They may be simple ways of using our talents like reading or performing a play or playing an instrument. It may be helping to build a house or some other renovation. It could be walking a dog or simply picking up trash in a park. None of these require any more than our time and our talent.
If we can help our children see that time and talent is just as valuable or more, we will be guiding them to to become great citizens of their community and of the world.
What is it that makes us a good citizen? it is not just about our intentions or where our heart is. It is about our actions – what we do, for and with the community that we are a part of. Our communities include our family, school, extracurricular activities, our neighborhood, and yes the world.
As a part of a group we need to follow the rules. Most of the time these rules have been set up so as to provide protection and safety for all the community. Most times the rules make things fair for everyone also.
In the family at home we have rules like cleaning up our own messes or toys, not hitting, respecting the privacy of others. In school we have rules like raising our hand to answer, waiting our turn in lines, and showing respect for the teacher. In our community we agree to follow the traffic laws, not littering, not stealing or hurting our neighbors. In the world we are beginning to understand more and more that everything we do and consume has an impact on others in different parts of the world.
When we follow the rules, we make things fair for others too. It simply is not fair if one person does all the picking up and cleaning. As a good citizen we would share those responsibilities, even if we are a young child. As we teach our children about those responsibilities as a citizen we are also teaching them about fairness and helping others. Good citizens follow rules. Just think what our world would look like if everyone followed the rules and pursued peace by being good citizens.
This month as we have looked at the character of respect with our students, we must examine ourselves as adults and ask how we can encourage respect, even when disrespect an rudeness is found everyday. Of course we have to be sure that we do not begin to believe that it is acceptable to act in that manner. In fact we may ask ourselves, how individuals we spend the most time with during the week speak to one another. Do they show respect in their communication and how does it affect us? How do we do as individuals on a scale of 1-10 of showing respect for others? Do we create drama in our relationships and show disrespect for others? As we think about this we have to wonder about the affect it has on us and the way we speak to others and how they speak to us. Do adjustments need to be made?
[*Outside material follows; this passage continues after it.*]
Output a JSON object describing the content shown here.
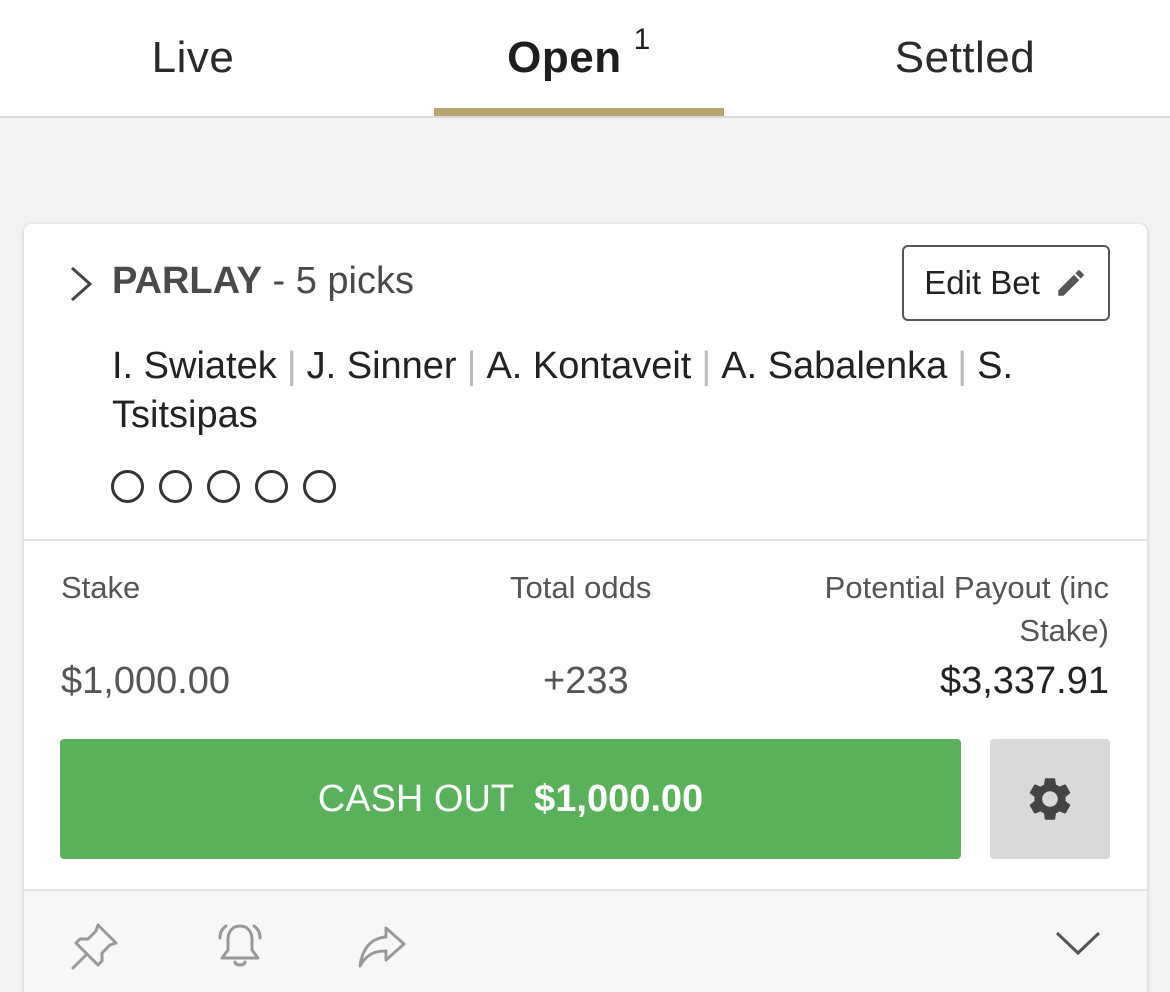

Robert Ingersoll said, “Give to every human every right that you claim for yourself.” I would add our children are watching and our neighbors children. They are learning how they will act toward others. It is our responsibility to set the best example we can to ensure that the ‘rules of respect’ are preserved with our children.